Hybrid angelfish and finding them is one of the more interesting aspects to being a fan of the more than one hundred species of the most colorful and interesting fish on tropical coral reefs. Sometimes the hybrids are very obvious like the radically patterned venustus x multibar hybrid, others like the blueface x sixbar hybrid are more subtle, but still recognizable.
There are three species of Holacanthus angelfish in the Caribbean and two of them, the queen and blue angelfish which frequently hybridize as a cross known as the Townsend Angelfish. But one species, the rock beauty angelfish, has been known to hybridize with the queen angelfish and while both species are fairly common and widespread in the Caribbean, their hybrid crosses have remained surprisingly rare.
To date there have only been two very reliably confirmed hybrids of Holacanthus tricolor & H. ciliaris with one image from Dynasty Marine pictured above, and another hybrid individual is published in Kyoshi Endoh’s Angelfishes of the World. Both of the ‘Beauty Queens’ a bright yellow body coloration overall with a dusky, dark patch over most of the posterior of the body which is a blend of the rock beauty’s very large black patch covering the rear two thirds of the body.
As with Clarion x Passer hybrids, similarly colored species of Holacanthus can produce hybrids with a blend of features that may be very subtle especially when they are younger and are not yet showing their full adult coloration. With these guidelines in mind we’ve long inspected a huge number of slightly oddball specimens of queen angelfish, over many years, especially those with brighter overall yellow coloration.
Exactly ten years ago we shared at least one example of a very bright yellow queen angelfish but that immature specimen was clearly documented to grow into a completely normal queen angelfish so in this case, not all that glitters is gold, and not all bright yellow queen angelfish have rock beauties in their pedigree. After years of keeping our eyes out we’ve come across a large specimen of a yellow queen angelfish that is one of the best candidates for a beauty queen angelfish we’ve yet come across.
While perusing the saltwater fish tanks at Top Shelf Aquatics a couple weeks ago we came across a remarkable example of a fish that had been traded in for bullying, no surprise for a Holacanthus angelfish, but what caught our attention was not just bright yellow coloration throughout the entire specimen.
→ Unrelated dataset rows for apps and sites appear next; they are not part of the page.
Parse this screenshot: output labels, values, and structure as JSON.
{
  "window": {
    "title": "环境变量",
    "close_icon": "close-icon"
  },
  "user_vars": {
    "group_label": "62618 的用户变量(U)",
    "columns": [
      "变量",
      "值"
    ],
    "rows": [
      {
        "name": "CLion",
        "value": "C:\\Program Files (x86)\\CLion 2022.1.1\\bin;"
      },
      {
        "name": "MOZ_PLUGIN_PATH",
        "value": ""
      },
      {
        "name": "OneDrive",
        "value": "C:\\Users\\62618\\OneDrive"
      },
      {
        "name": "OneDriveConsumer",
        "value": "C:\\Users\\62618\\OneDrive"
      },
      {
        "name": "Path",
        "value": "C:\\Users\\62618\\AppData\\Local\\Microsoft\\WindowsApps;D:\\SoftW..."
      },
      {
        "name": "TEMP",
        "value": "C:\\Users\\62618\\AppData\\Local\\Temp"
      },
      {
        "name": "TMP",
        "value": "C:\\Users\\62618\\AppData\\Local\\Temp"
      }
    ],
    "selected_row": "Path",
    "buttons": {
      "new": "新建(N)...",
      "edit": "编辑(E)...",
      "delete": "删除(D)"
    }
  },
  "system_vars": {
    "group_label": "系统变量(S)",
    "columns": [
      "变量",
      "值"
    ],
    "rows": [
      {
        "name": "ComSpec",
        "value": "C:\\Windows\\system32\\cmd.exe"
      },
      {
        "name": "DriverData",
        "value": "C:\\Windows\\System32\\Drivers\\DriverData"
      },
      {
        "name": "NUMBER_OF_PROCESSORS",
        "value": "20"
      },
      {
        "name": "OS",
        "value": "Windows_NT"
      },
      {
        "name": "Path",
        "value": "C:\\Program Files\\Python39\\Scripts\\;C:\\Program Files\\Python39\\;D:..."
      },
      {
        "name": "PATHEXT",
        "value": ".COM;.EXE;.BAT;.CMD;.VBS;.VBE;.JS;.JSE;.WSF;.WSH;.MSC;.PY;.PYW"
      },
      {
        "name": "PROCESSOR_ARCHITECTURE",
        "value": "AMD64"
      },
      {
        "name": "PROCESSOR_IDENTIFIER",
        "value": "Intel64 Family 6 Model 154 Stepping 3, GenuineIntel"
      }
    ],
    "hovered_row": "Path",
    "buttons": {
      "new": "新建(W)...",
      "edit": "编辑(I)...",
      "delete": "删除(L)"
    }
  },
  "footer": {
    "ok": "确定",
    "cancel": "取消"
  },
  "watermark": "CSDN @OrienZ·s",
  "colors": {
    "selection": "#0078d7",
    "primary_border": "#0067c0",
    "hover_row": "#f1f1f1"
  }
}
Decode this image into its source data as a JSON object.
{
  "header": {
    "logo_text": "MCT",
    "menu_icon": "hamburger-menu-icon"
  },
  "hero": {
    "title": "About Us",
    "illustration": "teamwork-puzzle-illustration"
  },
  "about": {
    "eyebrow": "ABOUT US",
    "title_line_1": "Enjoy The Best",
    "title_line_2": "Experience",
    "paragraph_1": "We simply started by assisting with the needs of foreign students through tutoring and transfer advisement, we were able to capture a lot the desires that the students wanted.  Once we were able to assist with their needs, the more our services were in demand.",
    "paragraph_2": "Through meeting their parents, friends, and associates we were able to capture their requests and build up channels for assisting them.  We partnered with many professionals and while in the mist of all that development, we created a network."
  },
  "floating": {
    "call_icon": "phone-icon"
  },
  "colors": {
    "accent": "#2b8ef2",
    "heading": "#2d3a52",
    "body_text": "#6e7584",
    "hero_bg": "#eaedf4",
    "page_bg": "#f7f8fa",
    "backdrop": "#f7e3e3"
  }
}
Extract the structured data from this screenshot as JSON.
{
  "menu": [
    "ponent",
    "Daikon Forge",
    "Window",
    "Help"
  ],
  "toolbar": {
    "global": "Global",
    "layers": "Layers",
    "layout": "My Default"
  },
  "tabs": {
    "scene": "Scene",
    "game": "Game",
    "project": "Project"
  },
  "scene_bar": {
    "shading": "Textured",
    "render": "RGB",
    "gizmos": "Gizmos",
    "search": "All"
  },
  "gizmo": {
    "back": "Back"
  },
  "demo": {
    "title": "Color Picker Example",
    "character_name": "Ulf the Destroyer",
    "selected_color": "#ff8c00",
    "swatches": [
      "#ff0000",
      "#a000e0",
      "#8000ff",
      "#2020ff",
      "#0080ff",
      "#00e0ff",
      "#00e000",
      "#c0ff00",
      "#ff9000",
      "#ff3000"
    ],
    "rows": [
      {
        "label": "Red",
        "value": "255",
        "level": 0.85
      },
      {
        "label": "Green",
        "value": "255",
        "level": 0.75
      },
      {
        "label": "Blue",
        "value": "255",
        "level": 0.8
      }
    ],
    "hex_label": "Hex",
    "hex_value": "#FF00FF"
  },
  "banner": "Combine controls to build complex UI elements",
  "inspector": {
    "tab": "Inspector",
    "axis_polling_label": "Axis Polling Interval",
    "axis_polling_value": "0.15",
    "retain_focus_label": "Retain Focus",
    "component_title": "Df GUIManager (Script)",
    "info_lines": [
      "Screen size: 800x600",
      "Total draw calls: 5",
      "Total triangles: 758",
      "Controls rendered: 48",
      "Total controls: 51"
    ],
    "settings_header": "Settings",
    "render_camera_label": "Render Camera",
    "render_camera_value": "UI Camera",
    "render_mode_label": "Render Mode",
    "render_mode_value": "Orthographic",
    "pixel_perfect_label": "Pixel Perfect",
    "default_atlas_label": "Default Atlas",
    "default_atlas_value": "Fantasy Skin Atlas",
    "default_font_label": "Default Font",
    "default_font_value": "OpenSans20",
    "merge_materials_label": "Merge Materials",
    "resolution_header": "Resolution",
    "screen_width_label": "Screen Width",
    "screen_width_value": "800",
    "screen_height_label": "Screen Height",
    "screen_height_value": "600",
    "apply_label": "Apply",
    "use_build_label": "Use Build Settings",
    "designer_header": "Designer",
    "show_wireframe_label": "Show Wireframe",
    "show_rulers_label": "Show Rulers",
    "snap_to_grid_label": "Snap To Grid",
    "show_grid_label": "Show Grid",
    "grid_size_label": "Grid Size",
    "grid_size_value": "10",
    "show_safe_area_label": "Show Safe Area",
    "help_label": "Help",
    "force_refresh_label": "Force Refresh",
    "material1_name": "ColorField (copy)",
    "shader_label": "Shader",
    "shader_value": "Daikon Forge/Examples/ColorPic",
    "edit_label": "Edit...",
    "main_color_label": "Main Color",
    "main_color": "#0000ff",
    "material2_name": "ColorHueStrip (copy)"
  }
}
Not only is this fish very yellow, but the blue bars on side of the body are reduced to a much smaller region that corresponds to the black patches of young Holacanthus tricolor.
For us the smoking gun indicator of some unusual genetics is the shorter body combined with smaller, much more rounded dorsal and anal fin instead of the usual long trailing streamers that are unmistakeable in pure bred Holacanthus ciliaris. Small and adolescent rock beauty angelfish have very rounded dorsal and anal fins only developing slight points when they are large adult specimens, bolstering our hypothesis about the lineage of Top Shelf’s very yellow queen angelfish.
We passed our photos of this remarkable fish around to a few other fish heads and while some were amazed, others didn’t completely agree with our train of thought, but we only have a couple clear photographic examples of beauty queens to go off of. There’s also the case of reciprocal hybrids we need to take into consideration as hybrids with a female queen and male rock beauty should look pretty different from those produced with a female rock beauty and a male queen angelfish.
The funny thing is that if this fish really is a beauty queen angelfish we would expect it to lose much of the blue coloration on the body and face, with the reduced patch of light blue bars transitioning into a patch of darker color along its backside. Regardless of its true parentage we thoroughly enjoy the mental exercise of teasing out the less obvious angelfish hybrids, it really helps get into the weeds of what is unique about the pure bred species but in the meantime, we hope to get some updates on this interesting yellow queen angelfish as it grows larger and more mature.